[Source data]
========
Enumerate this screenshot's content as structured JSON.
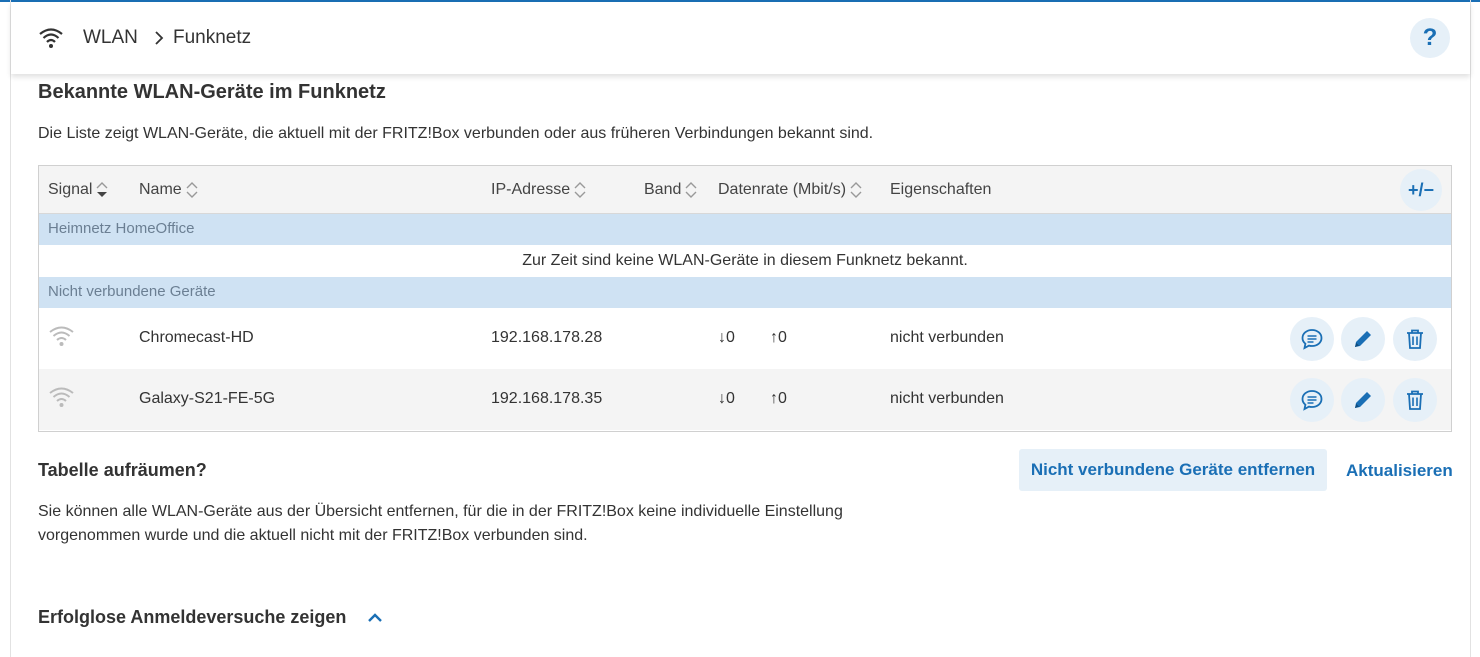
{
  "breadcrumb": {
    "root": "WLAN",
    "current": "Funknetz"
  },
  "help": {
    "label": "?"
  },
  "page": {
    "title": "Bekannte WLAN-Geräte im Funknetz",
    "description": "Die Liste zeigt WLAN-Geräte, die aktuell mit der FRITZ!Box verbunden oder aus früheren Verbindungen bekannt sind."
  },
  "table": {
    "columns": {
      "signal": "Signal",
      "name": "Name",
      "ip": "IP-Adresse",
      "band": "Band",
      "rate": "Datenrate (Mbit/s)",
      "props": "Eigenschaften"
    },
    "toggle_columns_label": "+/−",
    "groups": [
      {
        "label": "Heimnetz HomeOffice",
        "empty_text": "Zur Zeit sind keine WLAN-Geräte in diesem Funknetz bekannt."
      },
      {
        "label": "Nicht verbundene Geräte"
      }
    ],
    "rows": [
      {
        "name": "Chromecast-HD",
        "ip": "192.168.178.28",
        "down": "↓0",
        "up": "↑0",
        "status": "nicht verbunden"
      },
      {
        "name": "Galaxy-S21-FE-5G",
        "ip": "192.168.178.35",
        "down": "↓0",
        "up": "↑0",
        "status": "nicht verbunden"
      }
    ]
  },
  "cleanup": {
    "title": "Tabelle aufräumen?",
    "remove_button": "Nicht verbundene Geräte entfernen",
    "refresh_button": "Aktualisieren",
    "text": "Sie können alle WLAN-Geräte aus der Übersicht entfernen, für die in der FRITZ!Box keine individuelle Einstellung vorgenommen wurde und die aktuell nicht mit der FRITZ!Box verbunden sind."
  },
  "failed_logins": {
    "label": "Erfolglose Anmeldeversuche zeigen"
  },
  "colors": {
    "accent": "#1a6fb5",
    "group_bg": "#cfe2f3",
    "button_bg": "#e6f0f8"
  },
  "icons": [
    "wifi-icon",
    "chevron-right-icon",
    "help-icon",
    "sort-icon",
    "wifi-signal-icon",
    "chat-icon",
    "pencil-icon",
    "trash-icon",
    "chevron-up-icon"
  ]
}
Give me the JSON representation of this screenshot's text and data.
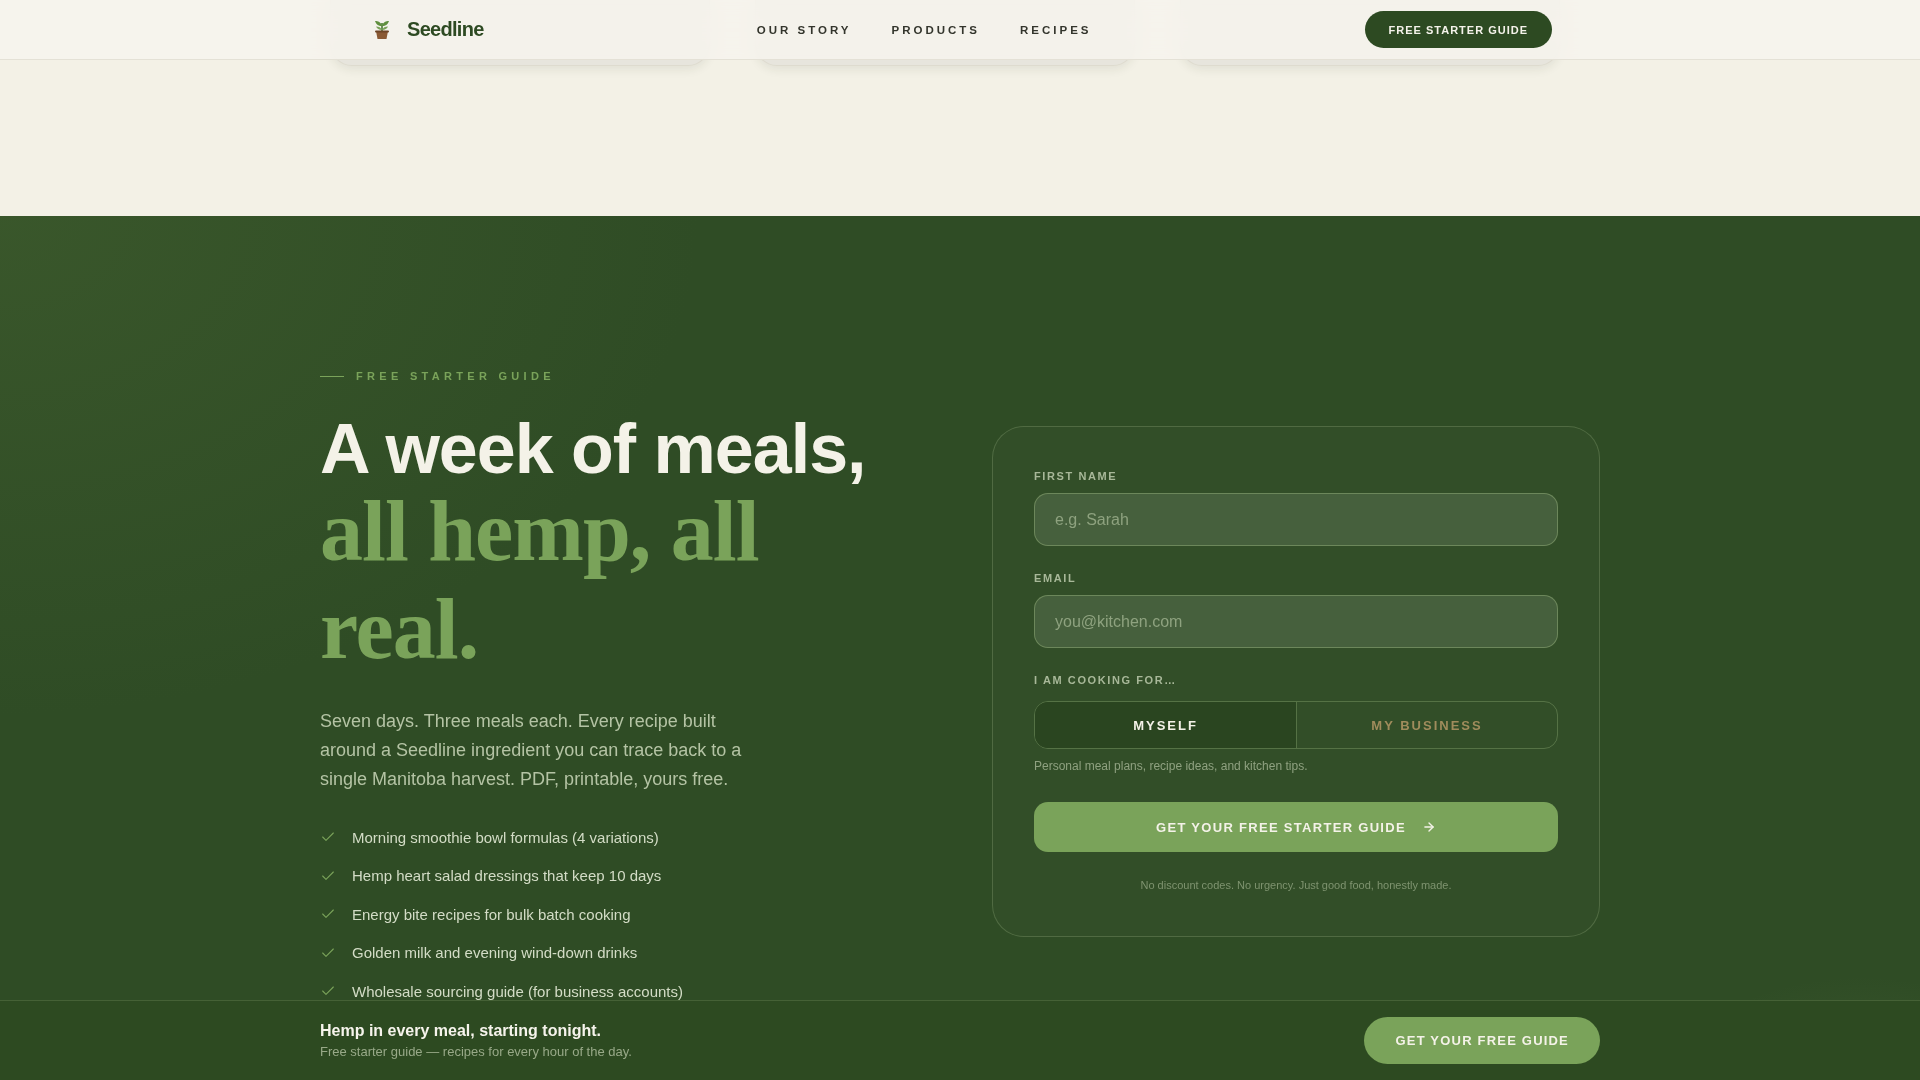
{
  "header": {
    "brand": "Seedline",
    "nav": [
      {
        "label": "OUR STORY"
      },
      {
        "label": "PRODUCTS"
      },
      {
        "label": "RECIPES"
      }
    ],
    "cta": "FREE STARTER GUIDE"
  },
  "hero": {
    "eyebrow": "FREE STARTER GUIDE",
    "title": "A week of meals,",
    "title_accent": "all hemp, all real.",
    "intro": "Seven days. Three meals each. Every recipe built around a Seedline ingredient you can trace back to a single Manitoba harvest. PDF, printable, yours free.",
    "benefits": [
      "Morning smoothie bowl formulas (4 variations)",
      "Hemp heart salad dressings that keep 10 days",
      "Energy bite recipes for bulk batch cooking",
      "Golden milk and evening wind-down drinks",
      "Wholesale sourcing guide (for business accounts)"
    ]
  },
  "form": {
    "fields": [
      {
        "label": "FIRST NAME",
        "placeholder": "e.g. Sarah"
      },
      {
        "label": "EMAIL",
        "placeholder": "you@kitchen.com"
      }
    ],
    "audience": {
      "label": "I AM COOKING FOR…",
      "options": [
        {
          "label": "MYSELF",
          "selected": true
        },
        {
          "label": "MY BUSINESS",
          "selected": false
        }
      ],
      "hint": "Personal meal plans, recipe ideas, and kitchen tips."
    },
    "submit": "GET YOUR FREE STARTER GUIDE",
    "note": "No discount codes. No urgency. Just good food, honestly made."
  },
  "sticky_bar": {
    "title": "Hemp in every meal, starting tonight.",
    "subtitle": "Free starter guide — recipes for every hour of the day.",
    "button": "GET YOUR FREE GUIDE"
  }
}
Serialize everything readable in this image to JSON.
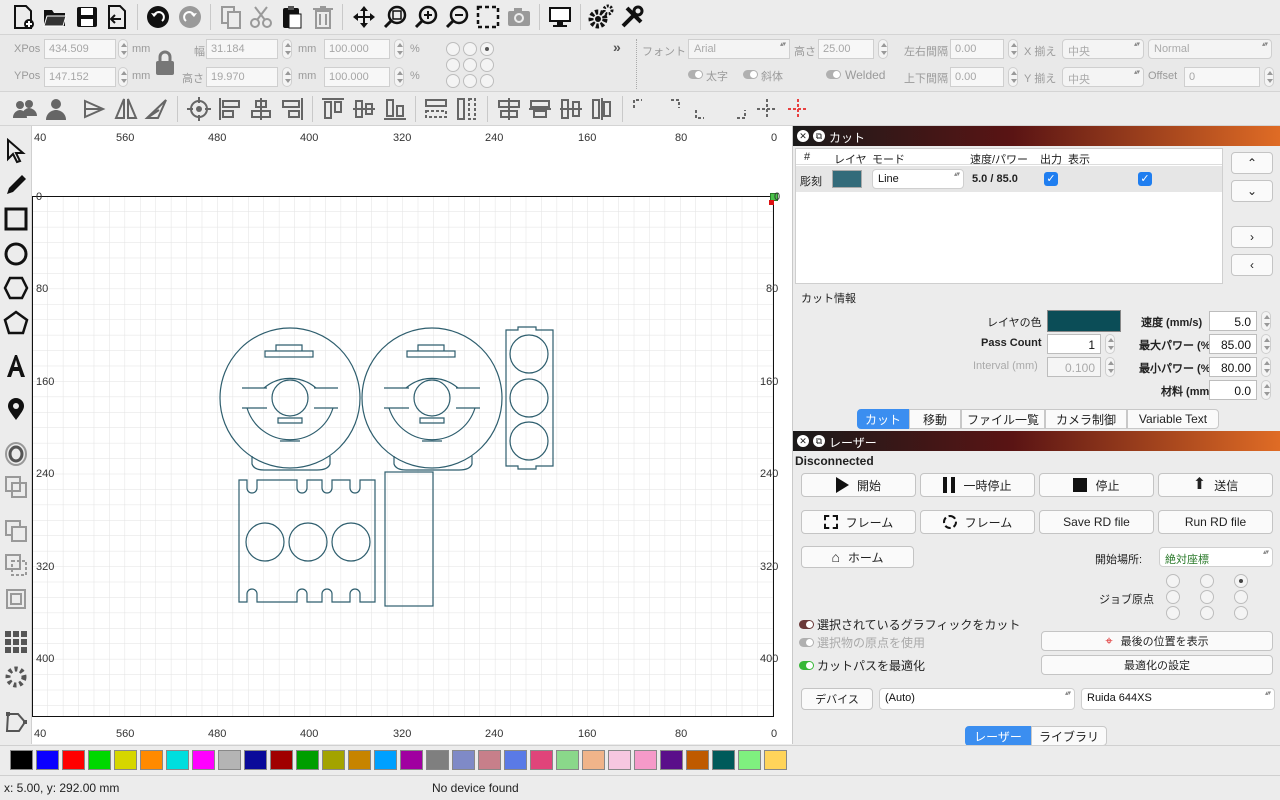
{
  "toolbar1": {
    "icons": [
      "new-file-icon",
      "open-folder-icon",
      "save-icon",
      "export-icon",
      "undo-icon",
      "redo-icon",
      "copy-icon",
      "cut-icon",
      "paste-icon",
      "delete-icon",
      "move-icon",
      "zoom-fit-icon",
      "zoom-in-icon",
      "zoom-out-icon",
      "frame-select-icon",
      "camera-icon",
      "monitor-icon",
      "settings-icon",
      "tools-icon"
    ]
  },
  "props": {
    "xpos_label": "XPos",
    "xpos": "434.509",
    "ypos_label": "YPos",
    "ypos": "147.152",
    "unit": "mm",
    "width_label": "幅",
    "width": "31.184",
    "height_label": "高さ",
    "height": "19.970",
    "scale_x": "100.000",
    "scale_y": "100.000",
    "percent": "%",
    "font_label": "フォント",
    "font": "Arial",
    "font_height_label": "高さ",
    "font_height": "25.00",
    "hspace_label": "左右間隔",
    "hspace": "0.00",
    "vspace_label": "上下間隔",
    "vspace": "0.00",
    "xalign_label": "X 揃え",
    "xalign": "中央",
    "yalign_label": "Y 揃え",
    "yalign": "中央",
    "style": "Normal",
    "offset_label": "Offset",
    "offset": "0",
    "bold": "太字",
    "italic": "斜体",
    "welded": "Welded",
    "more": "»"
  },
  "ruler": {
    "top": [
      "40",
      "560",
      "480",
      "400",
      "320",
      "240",
      "160",
      "80",
      "0"
    ],
    "bottom": [
      "40",
      "560",
      "480",
      "400",
      "320",
      "240",
      "160",
      "80",
      "0"
    ],
    "left": [
      "0",
      "80",
      "160",
      "240",
      "320",
      "400"
    ],
    "right": [
      "0",
      "80",
      "160",
      "240",
      "320",
      "400"
    ]
  },
  "cut_panel": {
    "title": "カット",
    "headers": [
      "#",
      "レイヤ",
      "モード",
      "速度/パワー",
      "出力",
      "表示"
    ],
    "row": {
      "name": "彫刻",
      "color": "#336b7a",
      "mode": "Line",
      "speed_power": "5.0 / 85.0"
    },
    "info_title": "カット情報",
    "layer_color_label": "レイヤの色",
    "layer_color": "#0b4d57",
    "pass_count_label": "Pass Count",
    "pass_count": "1",
    "interval_label": "Interval (mm)",
    "interval": "0.100",
    "speed_label": "速度 (mm/s)",
    "speed": "5.0",
    "max_power_label": "最大パワー (%)",
    "max_power": "85.00",
    "min_power_label": "最小パワー (%)",
    "min_power": "80.00",
    "material_label": "材料 (mm)",
    "material": "0.0",
    "tabs": [
      "カット",
      "移動",
      "ファイル一覧",
      "カメラ制御",
      "Variable Text"
    ]
  },
  "laser_panel": {
    "title": "レーザー",
    "status": "Disconnected",
    "start": "開始",
    "pause": "一時停止",
    "stop": "停止",
    "send": "送信",
    "frame1": "フレーム",
    "frame2": "フレーム",
    "save_rd": "Save RD file",
    "run_rd": "Run RD file",
    "home": "ホーム",
    "start_from_label": "開始場所:",
    "start_from": "絶対座標",
    "job_origin": "ジョブ原点",
    "cut_selected": "選択されているグラフィックをカット",
    "use_origin": "選択物の原点を使用",
    "optimize": "カットパスを最適化",
    "show_last": "最後の位置を表示",
    "optimize_settings": "最適化の設定",
    "device_btn": "デバイス",
    "device": "(Auto)",
    "controller": "Ruida 644XS",
    "tabs": [
      "レーザー",
      "ライブラリ"
    ]
  },
  "palette": [
    "#000000",
    "#0a00ff",
    "#ff0000",
    "#00d800",
    "#d6d600",
    "#ff8a00",
    "#00dede",
    "#ff00ff",
    "#b4b4b4",
    "#0a0a9a",
    "#a00000",
    "#009e00",
    "#a3a300",
    "#c78400",
    "#00a0ff",
    "#a000a0",
    "#7f7f7f",
    "#7f8ac7",
    "#c77f8a",
    "#5a7ae6",
    "#e0447a",
    "#8ad88a",
    "#f0b48a",
    "#f7c7e0",
    "#f59ac9",
    "#5a0f8a",
    "#bf5a00",
    "#005a5a",
    "#7ff07f",
    "#ffd45a"
  ],
  "status": {
    "coords": "x: 5.00, y: 292.00 mm",
    "device": "No device found"
  }
}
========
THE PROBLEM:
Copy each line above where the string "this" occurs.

SOLUTION:
Enumerate this screenshot's content as structured JSON.
Give me the JSON representation of this screenshot's text and data.
Serialize everything readable in this image to JSON.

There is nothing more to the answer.